Is it better to be granted nonqualified stock options (NQSOs) or incentive stock options (ISOs)?
The answer depends on your comfort level with tax complexity and risk. However, understand first that you may be eligible to receive only nonqualified stock options (NQSOs) to begin with. Many companies find incentive stock options (ISOs) not worth the administrative complications, and under the rules of the tax code they cannot be granted to nonemployees, such as directors, consultants, and contractors. For an explanation of the differences between NQSOs and ISOs, see the article Stock Options Made Simple: Comparing NQSOs And ISOs elsewhere on this website.
Incentive Stock Options: More Complex
Whether one type of option is better than the other depends on what you do with the shares that you acquire at exercise and whether you feel comfortable with the complexities of the alternative minimum tax (AMT), which can apply to ISOs. If you immediately sell the shares at exercise, the taxation is essentially the same (i.e., all ordinary income on the spread), though there is no tax-withholding or payroll tax with ISOs (see the FAQ on the tax consequences of selling ISO shares in the year of exercise).
ISO Taxation Offers Benefits But Also Presents Risks
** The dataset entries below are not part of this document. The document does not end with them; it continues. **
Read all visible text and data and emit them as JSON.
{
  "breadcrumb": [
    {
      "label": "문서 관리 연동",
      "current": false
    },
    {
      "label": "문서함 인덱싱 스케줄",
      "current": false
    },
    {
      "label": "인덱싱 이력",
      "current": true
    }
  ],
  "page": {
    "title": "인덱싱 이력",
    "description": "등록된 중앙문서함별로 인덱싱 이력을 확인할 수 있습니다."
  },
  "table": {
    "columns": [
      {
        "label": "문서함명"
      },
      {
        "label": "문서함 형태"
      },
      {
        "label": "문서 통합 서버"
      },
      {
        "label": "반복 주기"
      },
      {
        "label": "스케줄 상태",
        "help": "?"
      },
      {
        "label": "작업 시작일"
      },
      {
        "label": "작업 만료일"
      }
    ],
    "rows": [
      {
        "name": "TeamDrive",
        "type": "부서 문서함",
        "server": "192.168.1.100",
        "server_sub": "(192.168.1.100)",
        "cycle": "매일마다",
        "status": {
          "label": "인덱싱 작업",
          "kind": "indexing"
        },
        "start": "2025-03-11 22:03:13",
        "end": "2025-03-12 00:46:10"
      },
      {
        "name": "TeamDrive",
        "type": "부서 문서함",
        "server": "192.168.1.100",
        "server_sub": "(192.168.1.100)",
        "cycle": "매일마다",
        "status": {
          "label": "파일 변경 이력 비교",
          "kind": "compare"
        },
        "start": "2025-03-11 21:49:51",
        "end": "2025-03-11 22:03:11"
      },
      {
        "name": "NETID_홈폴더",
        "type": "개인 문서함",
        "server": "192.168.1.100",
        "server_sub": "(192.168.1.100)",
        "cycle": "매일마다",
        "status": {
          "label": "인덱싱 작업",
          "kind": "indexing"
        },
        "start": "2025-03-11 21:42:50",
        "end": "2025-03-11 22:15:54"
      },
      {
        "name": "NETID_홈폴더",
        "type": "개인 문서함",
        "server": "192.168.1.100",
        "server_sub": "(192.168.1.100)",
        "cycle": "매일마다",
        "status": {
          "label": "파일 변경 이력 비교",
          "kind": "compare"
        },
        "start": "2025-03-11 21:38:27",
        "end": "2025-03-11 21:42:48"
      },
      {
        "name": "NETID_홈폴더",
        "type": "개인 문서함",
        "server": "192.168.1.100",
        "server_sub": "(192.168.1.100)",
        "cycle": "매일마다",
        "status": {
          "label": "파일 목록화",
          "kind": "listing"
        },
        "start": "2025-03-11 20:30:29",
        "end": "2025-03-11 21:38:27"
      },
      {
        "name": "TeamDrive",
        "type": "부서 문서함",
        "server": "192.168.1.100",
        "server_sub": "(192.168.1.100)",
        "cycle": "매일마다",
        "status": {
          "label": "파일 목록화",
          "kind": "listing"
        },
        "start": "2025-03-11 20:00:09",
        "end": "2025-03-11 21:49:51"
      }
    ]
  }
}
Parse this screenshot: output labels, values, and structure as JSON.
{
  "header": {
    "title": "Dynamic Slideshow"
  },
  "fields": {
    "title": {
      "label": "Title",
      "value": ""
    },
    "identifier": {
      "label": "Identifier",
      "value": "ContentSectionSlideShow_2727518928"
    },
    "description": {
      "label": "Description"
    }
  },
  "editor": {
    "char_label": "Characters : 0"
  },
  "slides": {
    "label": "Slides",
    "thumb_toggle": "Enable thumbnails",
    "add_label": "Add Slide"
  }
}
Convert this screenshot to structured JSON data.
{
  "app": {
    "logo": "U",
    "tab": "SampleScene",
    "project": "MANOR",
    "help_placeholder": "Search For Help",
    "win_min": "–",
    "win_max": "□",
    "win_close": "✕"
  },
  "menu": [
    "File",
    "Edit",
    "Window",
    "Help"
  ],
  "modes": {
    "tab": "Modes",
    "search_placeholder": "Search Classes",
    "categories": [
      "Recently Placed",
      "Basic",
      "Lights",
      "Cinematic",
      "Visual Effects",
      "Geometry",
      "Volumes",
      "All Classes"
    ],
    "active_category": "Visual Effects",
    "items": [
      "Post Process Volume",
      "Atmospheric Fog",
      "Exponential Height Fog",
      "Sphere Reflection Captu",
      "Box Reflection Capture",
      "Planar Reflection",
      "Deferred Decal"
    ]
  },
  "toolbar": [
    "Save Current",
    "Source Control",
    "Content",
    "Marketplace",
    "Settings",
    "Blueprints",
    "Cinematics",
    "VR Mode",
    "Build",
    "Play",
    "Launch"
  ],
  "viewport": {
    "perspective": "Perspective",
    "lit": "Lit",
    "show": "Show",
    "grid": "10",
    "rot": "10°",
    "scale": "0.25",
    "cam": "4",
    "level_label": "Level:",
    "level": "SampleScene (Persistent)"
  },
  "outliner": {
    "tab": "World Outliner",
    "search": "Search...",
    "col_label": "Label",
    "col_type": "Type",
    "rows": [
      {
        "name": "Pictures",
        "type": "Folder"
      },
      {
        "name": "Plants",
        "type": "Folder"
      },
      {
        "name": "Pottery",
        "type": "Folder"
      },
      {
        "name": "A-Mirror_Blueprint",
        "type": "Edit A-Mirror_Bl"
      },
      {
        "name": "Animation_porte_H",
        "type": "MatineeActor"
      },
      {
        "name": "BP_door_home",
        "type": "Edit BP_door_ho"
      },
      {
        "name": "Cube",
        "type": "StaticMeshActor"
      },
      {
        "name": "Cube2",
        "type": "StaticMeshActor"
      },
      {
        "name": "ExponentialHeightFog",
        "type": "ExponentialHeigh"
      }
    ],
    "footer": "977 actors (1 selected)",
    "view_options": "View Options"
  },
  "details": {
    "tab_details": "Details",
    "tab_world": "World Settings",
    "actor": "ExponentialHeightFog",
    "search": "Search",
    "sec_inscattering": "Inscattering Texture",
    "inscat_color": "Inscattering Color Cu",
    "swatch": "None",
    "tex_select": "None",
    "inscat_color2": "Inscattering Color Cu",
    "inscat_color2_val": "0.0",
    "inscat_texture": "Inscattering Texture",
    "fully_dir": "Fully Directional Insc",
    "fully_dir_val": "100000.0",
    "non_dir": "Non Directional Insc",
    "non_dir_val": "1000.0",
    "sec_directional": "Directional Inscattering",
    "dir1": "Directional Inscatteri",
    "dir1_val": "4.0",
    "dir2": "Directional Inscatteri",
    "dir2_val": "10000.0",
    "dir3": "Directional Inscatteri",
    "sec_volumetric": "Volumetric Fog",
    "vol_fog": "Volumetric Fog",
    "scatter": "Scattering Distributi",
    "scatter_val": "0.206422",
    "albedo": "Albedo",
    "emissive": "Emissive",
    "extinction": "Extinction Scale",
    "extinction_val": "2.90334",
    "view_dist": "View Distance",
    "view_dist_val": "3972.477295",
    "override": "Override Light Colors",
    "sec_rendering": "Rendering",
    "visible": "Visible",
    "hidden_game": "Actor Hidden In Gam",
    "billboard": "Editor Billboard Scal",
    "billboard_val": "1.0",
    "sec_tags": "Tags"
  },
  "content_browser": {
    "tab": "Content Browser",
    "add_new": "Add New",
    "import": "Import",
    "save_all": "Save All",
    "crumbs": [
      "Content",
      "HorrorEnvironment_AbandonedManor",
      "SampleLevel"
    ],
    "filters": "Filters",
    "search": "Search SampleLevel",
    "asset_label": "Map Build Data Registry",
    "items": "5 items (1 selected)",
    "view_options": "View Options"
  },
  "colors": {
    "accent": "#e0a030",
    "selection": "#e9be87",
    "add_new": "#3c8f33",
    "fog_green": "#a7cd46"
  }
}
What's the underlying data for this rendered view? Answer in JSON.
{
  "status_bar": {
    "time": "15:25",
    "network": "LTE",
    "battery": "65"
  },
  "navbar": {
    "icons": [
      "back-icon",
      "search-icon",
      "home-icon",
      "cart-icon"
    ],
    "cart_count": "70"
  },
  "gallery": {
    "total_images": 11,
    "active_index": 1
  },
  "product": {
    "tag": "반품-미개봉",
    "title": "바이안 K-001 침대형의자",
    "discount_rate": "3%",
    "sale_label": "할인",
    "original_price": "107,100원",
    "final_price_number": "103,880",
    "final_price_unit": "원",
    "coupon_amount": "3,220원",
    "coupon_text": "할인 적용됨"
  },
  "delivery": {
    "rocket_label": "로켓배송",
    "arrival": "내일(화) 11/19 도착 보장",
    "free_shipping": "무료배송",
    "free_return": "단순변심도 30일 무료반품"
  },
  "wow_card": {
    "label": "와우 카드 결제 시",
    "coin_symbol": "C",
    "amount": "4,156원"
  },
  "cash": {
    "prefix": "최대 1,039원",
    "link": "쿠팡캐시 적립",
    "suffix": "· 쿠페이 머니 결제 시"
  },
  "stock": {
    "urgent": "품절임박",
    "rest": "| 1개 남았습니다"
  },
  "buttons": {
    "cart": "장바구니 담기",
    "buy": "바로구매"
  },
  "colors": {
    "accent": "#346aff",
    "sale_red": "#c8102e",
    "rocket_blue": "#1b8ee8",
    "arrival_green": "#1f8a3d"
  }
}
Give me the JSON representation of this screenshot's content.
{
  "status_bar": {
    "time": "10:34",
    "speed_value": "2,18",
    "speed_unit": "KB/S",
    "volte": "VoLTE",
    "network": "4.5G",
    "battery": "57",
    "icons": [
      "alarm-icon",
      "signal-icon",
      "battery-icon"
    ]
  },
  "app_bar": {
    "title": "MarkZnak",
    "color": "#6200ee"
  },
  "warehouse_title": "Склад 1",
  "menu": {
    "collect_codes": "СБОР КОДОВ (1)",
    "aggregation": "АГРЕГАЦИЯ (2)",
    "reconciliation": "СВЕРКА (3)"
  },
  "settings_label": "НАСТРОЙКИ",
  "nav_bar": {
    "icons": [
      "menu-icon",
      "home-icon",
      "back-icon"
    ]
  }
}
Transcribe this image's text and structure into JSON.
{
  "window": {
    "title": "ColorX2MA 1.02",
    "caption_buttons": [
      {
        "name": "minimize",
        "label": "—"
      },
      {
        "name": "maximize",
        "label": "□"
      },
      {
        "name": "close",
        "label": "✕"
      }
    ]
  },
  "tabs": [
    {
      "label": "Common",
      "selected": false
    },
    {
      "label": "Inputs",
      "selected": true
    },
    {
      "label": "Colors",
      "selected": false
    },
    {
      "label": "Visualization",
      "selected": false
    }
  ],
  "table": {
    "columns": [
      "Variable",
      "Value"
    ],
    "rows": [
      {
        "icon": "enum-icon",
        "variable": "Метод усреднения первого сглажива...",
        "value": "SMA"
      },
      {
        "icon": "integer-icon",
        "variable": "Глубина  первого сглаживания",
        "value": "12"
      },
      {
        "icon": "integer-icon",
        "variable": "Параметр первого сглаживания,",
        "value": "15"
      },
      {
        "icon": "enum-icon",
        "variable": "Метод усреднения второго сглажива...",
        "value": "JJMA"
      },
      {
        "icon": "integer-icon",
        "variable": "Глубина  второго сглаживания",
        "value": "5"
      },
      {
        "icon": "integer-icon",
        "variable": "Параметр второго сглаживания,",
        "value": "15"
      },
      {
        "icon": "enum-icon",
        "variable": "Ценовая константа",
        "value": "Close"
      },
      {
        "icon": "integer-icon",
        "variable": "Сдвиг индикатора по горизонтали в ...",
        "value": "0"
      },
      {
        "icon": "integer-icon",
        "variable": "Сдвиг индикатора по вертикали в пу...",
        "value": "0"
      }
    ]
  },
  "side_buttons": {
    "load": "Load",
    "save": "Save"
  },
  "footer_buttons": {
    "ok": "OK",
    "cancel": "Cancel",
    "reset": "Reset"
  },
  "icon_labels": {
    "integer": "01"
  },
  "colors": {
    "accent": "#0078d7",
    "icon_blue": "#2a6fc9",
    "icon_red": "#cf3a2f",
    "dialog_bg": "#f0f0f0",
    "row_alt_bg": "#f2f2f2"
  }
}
If you plan to hold the shares, some tax benefits exist with ISOs (as long as the stock continues to appreciate). If you hold the shares for more than one year after exercise and two years after grant, ISOs can provide favorable long-term capital-gains tax treatment on all the stock-price appreciation at sale over the exercise price (see the related FAQ).
But if the stock price of a company's shares underlying an ISO appreciates significantly before (rather than after) exercise, an ISO exercise can generate alternative minimum tax (AMT). To pay that liability, you may be forced to sell some of your shares in a so-called "disqualifying disposition" of the ISO shares. This gives rise to ordinary income in much the same way that the exercise of an NQSO would, though taxes on this ordinary income are not withheld by the company. You also may be stuck with paying AMT on the spread at exercise even though the stock price at tax time is much lower (see a related FAQ).
If you make a disqualifying disposition of an ISO, the sale of the ISO shares does not give rise to wages for Social Security and Medicare purposes as would the exercise of an NQSO. This ends up saving you and your employer at least the Medicare portion of the Social Security tax of 1.45% each on the spread at exercise of an ISO, if you are already over the yearly maximum for Social Security.
We cannot stress enough that in a volatile stock market ISOs require you to plan for AMT, which is discussed in detail by other FAQs and articles. For details on the tax reporting for ISOs, see the relevant area of the section Reporting Company Stock Sales in the Tax Center.
For a comparison of ISOs and NQSOs from your company's perspective, see another FAQ.